(Task input)

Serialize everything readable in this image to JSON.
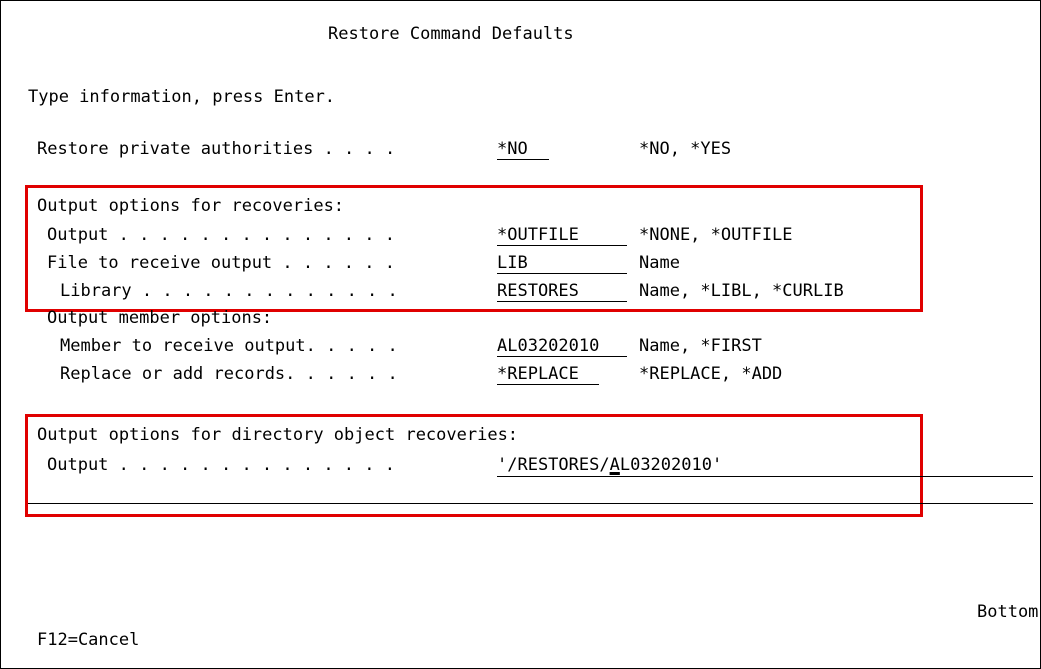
{
  "screen": {
    "title": "Restore Command Defaults",
    "instruction": "Type information, press Enter.",
    "position_indicator": "Bottom",
    "function_keys": "F12=Cancel"
  },
  "private_auth": {
    "label": "Restore private authorities . . . .",
    "value": "*NO",
    "choices": "*NO, *YES"
  },
  "recoveries": {
    "heading": "Output options for recoveries:",
    "output": {
      "label": "Output . . . . . . . . . . . . . .",
      "value": "*OUTFILE",
      "choices": "*NONE, *OUTFILE"
    },
    "file": {
      "label": "File to receive output . . . . . .",
      "value": "LIB",
      "choices": "Name"
    },
    "library": {
      "label": "Library . . . . . . . . . . . . .",
      "value": "RESTORES",
      "choices": "Name, *LIBL, *CURLIB"
    },
    "member_heading": "Output member options:",
    "member": {
      "label": "Member to receive output. . . . .",
      "value": "AL03202010",
      "choices": "Name, *FIRST"
    },
    "replace": {
      "label": "Replace or add records. . . . . .",
      "value": "*REPLACE",
      "choices": "*REPLACE, *ADD"
    }
  },
  "directory": {
    "heading": "Output options for directory object recoveries:",
    "output": {
      "label": "Output . . . . . . . . . . . . . .",
      "value_before_cursor": "'/RESTORES/",
      "value_cursor_char": "A",
      "value_after_cursor": "L03202010'"
    }
  },
  "colors": {
    "highlight": "#e00000"
  }
}
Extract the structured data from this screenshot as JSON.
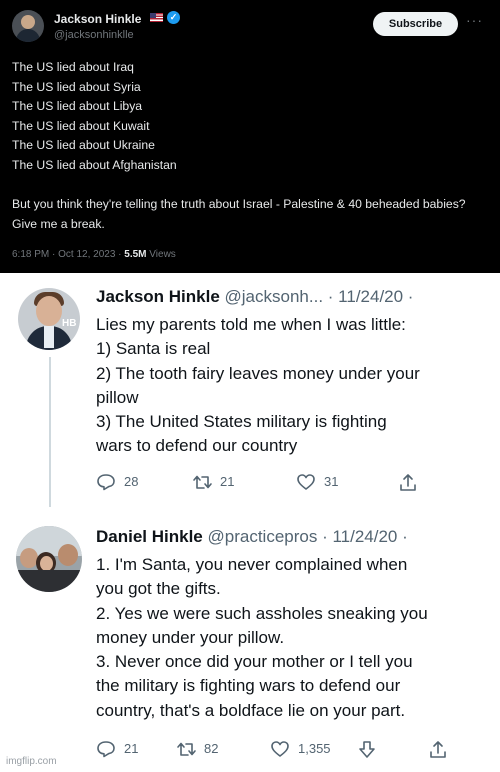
{
  "top_tweet": {
    "author_name": "Jackson Hinkle",
    "author_handle": "@jacksonhinklle",
    "subscribe_label": "Subscribe",
    "more_label": "···",
    "lines": [
      "The US lied about Iraq",
      "The US lied about Syria",
      "The US lied about Libya",
      "The US lied about Kuwait",
      "The US lied about Ukraine",
      "The US lied about Afghanistan"
    ],
    "paragraph": "But you think they're telling the truth about Israel - Palestine & 40 beheaded babies? Give me a break.",
    "timestamp": "6:18 PM · Oct 12, 2023 · ",
    "views_count": "5.5M",
    "views_label": " Views"
  },
  "tweet_1": {
    "author_name": "Jackson Hinkle",
    "author_handle": "@jacksonh...",
    "date": "· 11/24/20 ·",
    "lines": [
      "Lies my parents told me when I was little:",
      "1) Santa is real",
      "2) The tooth fairy leaves money under your",
      "pillow",
      "3) The United States military is fighting",
      "wars to defend our country"
    ],
    "avatar_badge": "HB",
    "replies": "28",
    "retweets": "21",
    "likes": "31"
  },
  "tweet_2": {
    "author_name": "Daniel Hinkle",
    "author_handle": "@practicepros",
    "date": "· 11/24/20 ·",
    "lines": [
      "1. I'm Santa, you never complained when",
      "you got the gifts.",
      "2. Yes we were such assholes sneaking you",
      "money under your pillow.",
      "3. Never once did your mother or I tell you",
      "the military is fighting wars to defend our",
      "country, that's a boldface lie on your part."
    ],
    "replies": "21",
    "retweets": "82",
    "likes": "1,355"
  },
  "watermark": "imgflip.com",
  "colors": {
    "dark_bg": "#000000",
    "verified_blue": "#1d9bf0",
    "secondary_text": "#536471",
    "thread_line": "#cfd9de"
  },
  "icons": [
    "verified-badge-icon",
    "flag-us-icon",
    "reply-icon",
    "retweet-icon",
    "like-icon",
    "share-icon",
    "download-icon"
  ]
}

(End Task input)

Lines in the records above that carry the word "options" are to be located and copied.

    "heading": "Output options for recoveries:",
    "member_heading": "Output member options:",
    "heading": "Output options for directory object recoveries:",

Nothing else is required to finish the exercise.